The Court’s Decision
The judge found that Beggs’ complaint about delays in receiving mail had not been made out. A prisoner could not expect a perfect mail delivery system. The SPS accepted that they had to provide a system of delivering mail on the day it arrived at the prison but there were operational requirements which occasionally caused delay. All systems were vulnerable to occasional human error.
However, the opening of privileged correspondence did breach Article 8. The authorities had been aware of Begg’s concerns for about 12 years and, whilst policies had been introduced to conform to the Prison Rules and the 2012 Direction, the SPS had failed to implement those policies. Prison officers were told that correspondence from the Information Commissioners was not to be opened because it was privileged but were not told what this correspondence would look like. The Information Commissioner had sent out correspondence with his address on the front of the envelope but it was not until 2015 that the authorities included the address in their directions to staff. Prison staff had therefore opened privileged correspondence as they were unable to identify it as being from the Information Commissioner. The judges held that if a policy decision is made to treat certain correspondence as privileged then “it is necessary to implement that decision by telling those who handle the mail how to recognise it.” The failure of the SPS to do so was a failure to implement its own policy.

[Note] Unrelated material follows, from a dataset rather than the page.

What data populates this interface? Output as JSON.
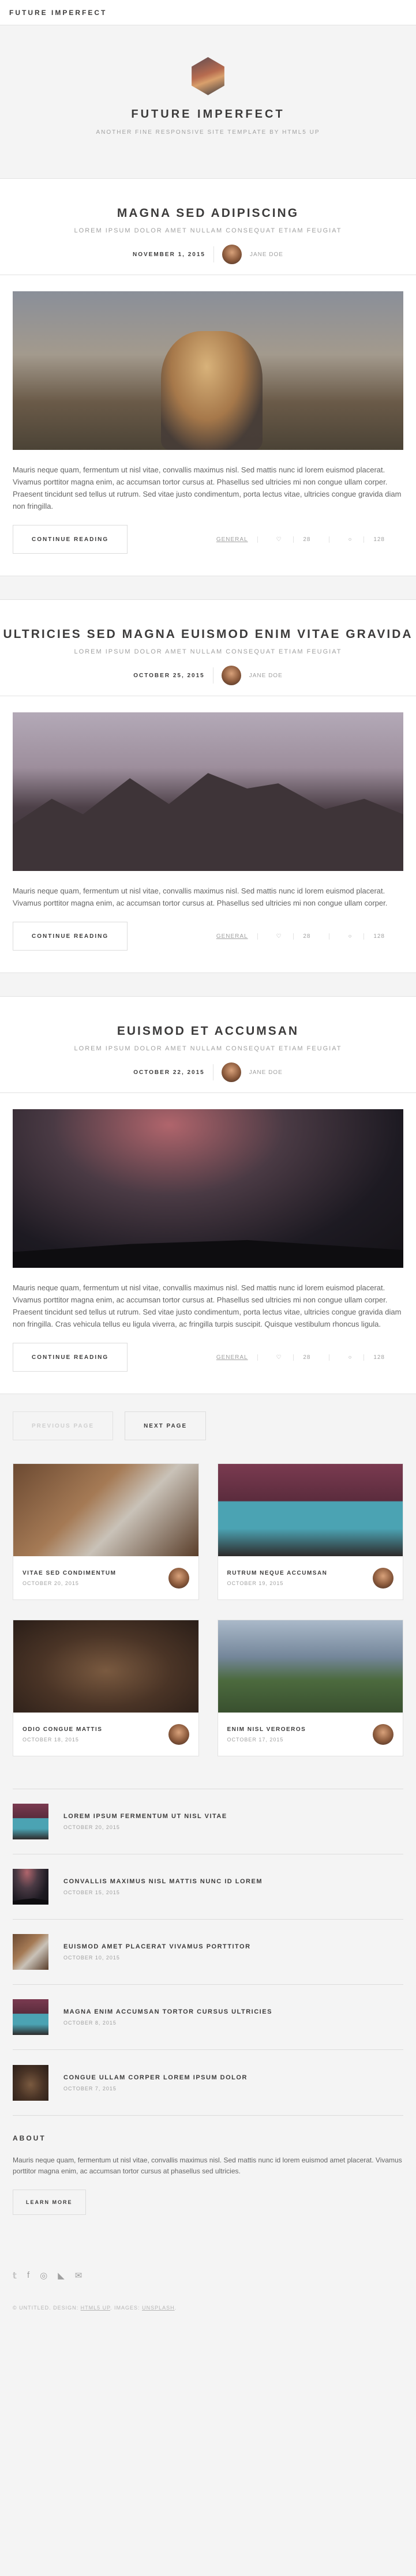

The prison authorities had also failed to make staff aware of the potential use of double envelopes and provide a system of marking the internal envelope as privileged. On one occasion a prison officer had thought that a handwritten envelope marked ‘privilege’ was suspicious, which was not surprising as he had not been told that some double envelopes might be so marked. The SPS had since put in place a system whereby mail would be marked as privileged with a stamp when it was taken from the outer envelope but this could have been introduced sooner.
The judge emphasised that it was not for a court to decide the detail of how a prison was run. That is a matter for the SPS and in light of its ability and experience its decisions were entitled to a degree of deference. However, the judge concluded that the failures of implementation in relation to Beggs’ privileged correspondence showed that the system in place at the time was “insufficient in its actual working to enable the petitioner’s right to respect for his correspondence to be upheld.” The judge decided to hear arguments about a suitable remedy at a later date.
The crucial issue in this case was the way in which policies relating to privileged prisoner correspondence were implemented. There was no challenge to the prison rules or TO the 2012 Direction, nor was there any suggestion from the court that they were problematic from an Article 8 perspective. However, the SPS had not taken sufficient steps to ensure that the rules and the Direction were complied with in practice. A violation of Article 8 can therefore arise when the authorities fail to ensure that an otherwise sound policy is actually implemented on the ground.